For instance, buildings can be designed or retrofitted with modifiable layouts that can be adapted to changing needs and protocols. Similarly, technology systems should be scalable, allowing for new features to be added as needed.

Furthermore, property management teams need to be prepared for continuous change. They need to stay informed about the latest health guidelines and industry trends and must be ready to adjust building operations accordingly.


In conclusion, the COVID-19 pandemic has forced us to reevaluate and rethink commercial real estate. The office buildings of the future will need to be more than just places of business – they must also serve as safe and healthy environments for employees. Through thoughtful design, strategic use of technology, and proactive property management, we can create commercial spaces that are not only optimized for post-pandemic health protocols but also ready for whatever the future may bring.

Remember, we’re not just building for today; we’re building for tomorrow. The decisions we make now will shape the future of our workspaces and, in turn, the health and well-being of our employees. It’s a responsibility we must take seriously.

The Long-Term Impact on the Real Estate Market

The COVID-19 pandemic has undoubtedly left a lasting impression on the commercial real estate industry. The new normal has dictated a shift in the way buildings are designed, managed, and utilized. Long-term effects can already be seen and are projected to continue shaping the landscape of the industry.

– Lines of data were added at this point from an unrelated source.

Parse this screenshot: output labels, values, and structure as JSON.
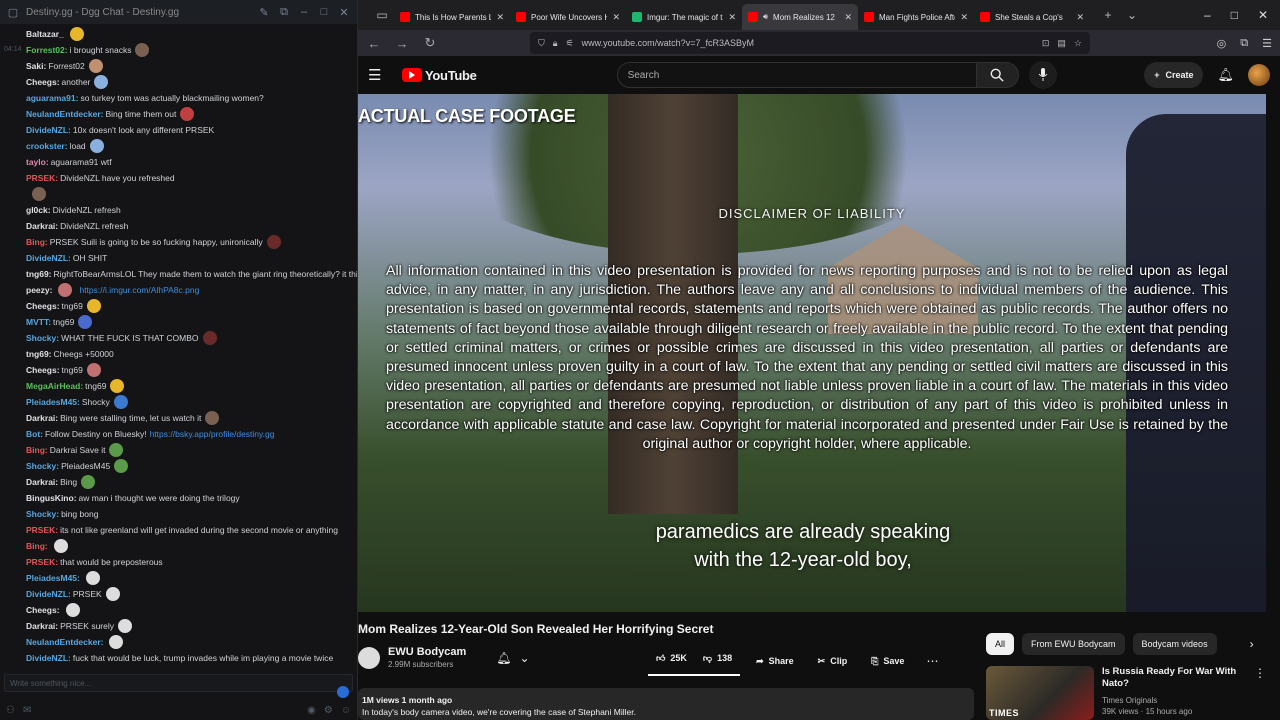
{
  "chat": {
    "window_title": "Destiny.gg - Dgg Chat - Destiny.gg",
    "input_placeholder": "Write something nice...",
    "messages": [
      {
        "ts": "",
        "user": "Baltazar_",
        "color": "#e0e0e0",
        "text": "",
        "emote": "#e7b62a"
      },
      {
        "ts": "04:14",
        "user": "Forrest02:",
        "color": "#5bbf5b",
        "text": "i brought snacks",
        "emote": "#7a6050"
      },
      {
        "ts": "",
        "user": "Saki:",
        "color": "#e0e0e0",
        "text": "Forrest02",
        "emote": "#c09070"
      },
      {
        "ts": "",
        "user": "Cheegs:",
        "color": "#e0e0e0",
        "text": "another",
        "emote": "#8ab0e0"
      },
      {
        "ts": "",
        "user": "aguarama91:",
        "color": "#58a8e0",
        "text": "so turkey tom was actually blackmailing women?",
        "emote": ""
      },
      {
        "ts": "",
        "user": "NeulandEntdecker:",
        "color": "#58a8e0",
        "text": "Bing time them out",
        "emote": "#c04040"
      },
      {
        "ts": "",
        "user": "DivideNZL:",
        "color": "#58a8e0",
        "text": "10x doesn't look any different PRSEK",
        "emote": ""
      },
      {
        "ts": "",
        "user": "crookster:",
        "color": "#58a8e0",
        "text": "load",
        "emote": "#8ab0e0"
      },
      {
        "ts": "",
        "user": "taylo:",
        "color": "#e088b0",
        "text": "aguarama91 wtf",
        "emote": ""
      },
      {
        "ts": "",
        "user": "PRSEK:",
        "color": "#e05858",
        "text": "DivideNZL have you refreshed",
        "emote": ""
      },
      {
        "ts": "",
        "user": "",
        "color": "#e0e0e0",
        "text": "",
        "emote": "#7a6050"
      },
      {
        "ts": "",
        "user": "gl0ck:",
        "color": "#e0e0e0",
        "text": "DivideNZL refresh",
        "emote": ""
      },
      {
        "ts": "",
        "user": "Darkrai:",
        "color": "#e0e0e0",
        "text": "DivideNZL refresh",
        "emote": ""
      },
      {
        "ts": "",
        "user": "Bing:",
        "color": "#e05858",
        "text": "PRSEK Suili is going to be so fucking happy, unironically",
        "emote": "#6a2a2a"
      },
      {
        "ts": "",
        "user": "DivideNZL:",
        "color": "#58a8e0",
        "text": "OH SHIT",
        "emote": ""
      },
      {
        "ts": "",
        "user": "tng69:",
        "color": "#e0e0e0",
        "text": "RightToBearArmsLOL They made them to watch the giant ring theoretically? it this?",
        "emote": ""
      },
      {
        "ts": "",
        "user": "peezy:",
        "color": "#e0e0e0",
        "text": "",
        "link": "https://i.imgur.com/AlhPA8c.png",
        "emote": "#c07070"
      },
      {
        "ts": "",
        "user": "Cheegs:",
        "color": "#e0e0e0",
        "text": "tng69",
        "emote": "#e7b62a"
      },
      {
        "ts": "",
        "user": "MVTT:",
        "color": "#58a8e0",
        "text": "tng69",
        "emote": "#4a6ad0"
      },
      {
        "ts": "",
        "user": "Shocky:",
        "color": "#58a8e0",
        "text": "WHAT THE FUCK IS THAT COMBO",
        "emote": "#6a2a2a"
      },
      {
        "ts": "",
        "user": "tng69:",
        "color": "#e0e0e0",
        "text": "Cheegs +50000",
        "emote": ""
      },
      {
        "ts": "",
        "user": "Cheegs:",
        "color": "#e0e0e0",
        "text": "tng69",
        "emote": "#c07070"
      },
      {
        "ts": "",
        "user": "MegaAirHead:",
        "color": "#5bbf5b",
        "text": "tng69",
        "emote": "#e7b62a"
      },
      {
        "ts": "",
        "user": "PleiadesM45:",
        "color": "#58a8e0",
        "text": "Shocky",
        "emote": "#3a7ad0"
      },
      {
        "ts": "",
        "user": "Darkrai:",
        "color": "#e0e0e0",
        "text": "Bing were stalling time, let us watch it",
        "emote": "#7a6050"
      },
      {
        "ts": "",
        "user": "Bot:",
        "color": "#58a8e0",
        "text": "Follow Destiny on Bluesky!",
        "link": "https://bsky.app/profile/destiny.gg",
        "emote": ""
      },
      {
        "ts": "",
        "user": "Bing:",
        "color": "#e05858",
        "text": "Darkrai Save it",
        "emote": "#5a9a4a"
      },
      {
        "ts": "",
        "user": "Shocky:",
        "color": "#58a8e0",
        "text": "PleiadesM45",
        "emote": "#5a9a4a"
      },
      {
        "ts": "",
        "user": "Darkrai:",
        "color": "#e0e0e0",
        "text": "Bing",
        "emote": "#5a9a4a"
      },
      {
        "ts": "",
        "user": "BingusKino:",
        "color": "#e0e0e0",
        "text": "aw man i thought we were doing the trilogy",
        "emote": ""
      },
      {
        "ts": "",
        "user": "Shocky:",
        "color": "#58a8e0",
        "text": "bing bong",
        "emote": ""
      },
      {
        "ts": "",
        "user": "PRSEK:",
        "color": "#e05858",
        "text": "its not like greenland will get invaded during the second movie or anything",
        "emote": ""
      },
      {
        "ts": "",
        "user": "Bing:",
        "color": "#e05858",
        "text": "",
        "emote": "#dddddd"
      },
      {
        "ts": "",
        "user": "PRSEK:",
        "color": "#e05858",
        "text": "that would be preposterous",
        "emote": ""
      },
      {
        "ts": "",
        "user": "PleiadesM45:",
        "color": "#58a8e0",
        "text": "",
        "emote": "#dddddd"
      },
      {
        "ts": "",
        "user": "DivideNZL:",
        "color": "#58a8e0",
        "text": "PRSEK",
        "emote": "#dddddd"
      },
      {
        "ts": "",
        "user": "Cheegs:",
        "color": "#e0e0e0",
        "text": "",
        "emote": "#dddddd"
      },
      {
        "ts": "",
        "user": "Darkrai:",
        "color": "#e0e0e0",
        "text": "PRSEK surely",
        "emote": "#dddddd"
      },
      {
        "ts": "",
        "user": "NeulandEntdecker:",
        "color": "#58a8e0",
        "text": "",
        "emote": "#dddddd"
      },
      {
        "ts": "",
        "user": "DivideNZL:",
        "color": "#58a8e0",
        "text": "fuck that would be luck, trump invades while im playing a movie twice",
        "emote": ""
      }
    ]
  },
  "browser": {
    "tabs": [
      {
        "label": "This Is How Parents Le",
        "color": "#ff0000"
      },
      {
        "label": "Poor Wife Uncovers H",
        "color": "#ff0000"
      },
      {
        "label": "Imgur: The magic of th",
        "color": "#1bb76e"
      },
      {
        "label": "Mom Realizes 12",
        "color": "#ff0000",
        "active": true
      },
      {
        "label": "Man Fights Police Afte",
        "color": "#ff0000"
      },
      {
        "label": "She Steals a Cop's",
        "color": "#ff0000"
      }
    ],
    "url": "www.youtube.com/watch?v=7_fcR3ASByM"
  },
  "youtube": {
    "logo_text": "YouTube",
    "search_placeholder": "Search",
    "create_label": "Create"
  },
  "video": {
    "footage_label": "ACTUAL CASE FOOTAGE",
    "disclaimer_title": "DISCLAIMER OF LIABILITY",
    "disclaimer_body": "All information contained in this video presentation is provided for news reporting purposes and is not to be relied upon as legal advice, in any matter, in any jurisdiction. The authors leave any and all conclusions to individual members of the audience. This presentation is based on governmental records, statements and reports which were obtained as public records. The author offers no statements of fact beyond those available through diligent research or freely available in the public record. To the extent that pending or settled criminal matters, or crimes or possible crimes are discussed in this video presentation, all parties or defendants are presumed innocent unless proven guilty in a court of law. To the extent that any pending or settled civil matters are discussed in this video presentation, all parties or defendants are presumed not liable unless proven liable in a court of law. The materials in this video presentation are copyrighted and therefore copying, reproduction, or distribution of any part of this video is prohibited unless in accordance with applicable statute and case law. Copyright for material incorporated and presented under Fair Use is retained by the original author or copyright holder, where applicable.",
    "caption_line1": "paramedics are already speaking",
    "caption_line2": "with the 12-year-old boy,",
    "title": "Mom Realizes 12-Year-Old Son Revealed Her Horrifying Secret",
    "channel_name": "EWU Bodycam",
    "subscribers": "2.99M subscribers",
    "likes": "25K",
    "dislikes": "138",
    "share_label": "Share",
    "clip_label": "Clip",
    "save_label": "Save",
    "stats": "1M views  1 month ago",
    "description": "In today's body camera video, we're covering the case of Stephani Miller."
  },
  "sidebar": {
    "chips": [
      "All",
      "From EWU Bodycam",
      "Bodycam videos"
    ],
    "rec": {
      "title": "Is Russia Ready For War With Nato?",
      "channel": "Times Originals",
      "meta": "39K views · 15 hours ago",
      "thumb_brand": "TIMES"
    }
  }
}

For one, the shift to remote work has altered the demand for office spaces. With more companies adopting a hybrid work model, the need for large, central offices has decreased. This shift in demand might lead to a repurposing of some commercial spaces into residential or mixed-use buildings.

Additionally, the concept of healthy buildings has been brought to the forefront. Buildings will need to prioritize indoor air quality, social distancing measures, and sanitization protocols. This increased emphasis on health and safety could lead to changes in building regulations and standards, causing a ripple effect on design and construction practices.

The commercial real estate market will also likely see changes in leasing structures. Traditional, long-term leases may be replaced with more flexible arrangements that account for the unpredictability of future public health emergencies.

Engaging with Professional Partners

Commercial real estate firms alone cannot tackle the post-pandemic challenges. Partnerships with professionals from various fields can help in creating resilient and adaptable office spaces.

Architects and designers play a crucial role in reimagining how spaces can be organized to facilitate social distancing while maintaining a sense of community. HVAC engineers can provide solutions for improved air quality and ventilation systems. Technology providers can offer innovative tools to manage building occupancy, facilitate touchless interactions, and enhance communication.

Moreover, firms like Cushman Wakefield have introduced guidelines like the "6 Feet Office" concept, which provides a roadmap for creating safer workspaces in the post-COVID era. Collaborating with such industry leaders can provide valuable insights and strategies for adapting to the new norm.


The COVID-19 pandemic has served as a wake-up call for the commercial real estate industry, forcing a reevaluation of traditional practices. As the world moves into the post-pandemic era, it’s clear that the approach to creating and managing commercial spaces needs to be more holistic, prioritizing the health and wellbeing of occupants.

Adapting to these changes will require a concerted effort from all stakeholders, including architects, property managers, technology providers, and the occupants themselves. By working together, we can create resilient, adaptable, and healthy buildings that are not only optimized for today’s needs but also prepared to meet the challenges of tomorrow.

The evolution of commercial real estate in the post-COVID era represents a unique opportunity – a chance to reshape our built environment into something better, healthier, and more sustainable. Regardless of the challenges that lie ahead, by maintaining a forward-thinking approach, we can ensure that the future of commercial real estate is not just reactive, but proactive, and ultimately, promising.